Problem details - Search the data for lines holding the word "JSON". State how many there are, and nothing else.

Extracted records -
======

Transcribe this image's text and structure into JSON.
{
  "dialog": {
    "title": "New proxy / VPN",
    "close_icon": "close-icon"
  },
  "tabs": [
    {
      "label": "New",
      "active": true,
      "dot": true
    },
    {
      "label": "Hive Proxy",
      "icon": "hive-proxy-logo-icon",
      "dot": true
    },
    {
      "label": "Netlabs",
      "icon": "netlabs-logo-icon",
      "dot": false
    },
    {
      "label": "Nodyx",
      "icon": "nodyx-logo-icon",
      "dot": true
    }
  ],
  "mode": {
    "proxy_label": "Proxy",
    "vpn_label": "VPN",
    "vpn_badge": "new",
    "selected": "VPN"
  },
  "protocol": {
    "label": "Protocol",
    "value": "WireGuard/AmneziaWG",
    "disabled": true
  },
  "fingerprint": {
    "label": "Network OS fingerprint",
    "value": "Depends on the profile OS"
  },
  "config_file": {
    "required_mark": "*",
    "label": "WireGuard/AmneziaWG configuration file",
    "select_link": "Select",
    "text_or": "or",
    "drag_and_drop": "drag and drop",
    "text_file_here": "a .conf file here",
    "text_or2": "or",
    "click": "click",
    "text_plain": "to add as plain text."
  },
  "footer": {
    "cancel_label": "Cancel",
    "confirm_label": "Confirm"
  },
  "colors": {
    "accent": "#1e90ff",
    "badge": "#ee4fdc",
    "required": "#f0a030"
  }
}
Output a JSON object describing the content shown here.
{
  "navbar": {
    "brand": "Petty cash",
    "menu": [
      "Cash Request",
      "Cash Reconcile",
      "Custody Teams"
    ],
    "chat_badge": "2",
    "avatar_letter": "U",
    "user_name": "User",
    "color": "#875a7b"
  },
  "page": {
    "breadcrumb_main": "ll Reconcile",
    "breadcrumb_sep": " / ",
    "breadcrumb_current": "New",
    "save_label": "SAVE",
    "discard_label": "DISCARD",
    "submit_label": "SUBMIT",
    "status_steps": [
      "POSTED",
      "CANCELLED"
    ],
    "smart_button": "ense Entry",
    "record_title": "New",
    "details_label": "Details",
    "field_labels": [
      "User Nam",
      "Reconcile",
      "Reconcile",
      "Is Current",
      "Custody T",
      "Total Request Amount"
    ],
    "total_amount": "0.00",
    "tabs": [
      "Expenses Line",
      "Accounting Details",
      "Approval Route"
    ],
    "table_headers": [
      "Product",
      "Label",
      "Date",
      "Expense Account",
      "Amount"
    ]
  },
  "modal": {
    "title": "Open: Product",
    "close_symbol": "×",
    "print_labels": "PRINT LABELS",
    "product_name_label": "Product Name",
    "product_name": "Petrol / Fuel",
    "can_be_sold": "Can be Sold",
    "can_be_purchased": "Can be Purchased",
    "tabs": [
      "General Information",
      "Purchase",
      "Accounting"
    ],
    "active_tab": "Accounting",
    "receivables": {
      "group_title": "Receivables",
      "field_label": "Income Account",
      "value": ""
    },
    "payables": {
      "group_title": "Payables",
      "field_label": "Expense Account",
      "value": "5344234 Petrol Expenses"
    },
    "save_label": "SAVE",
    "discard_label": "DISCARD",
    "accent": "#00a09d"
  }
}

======

Exercise result - 2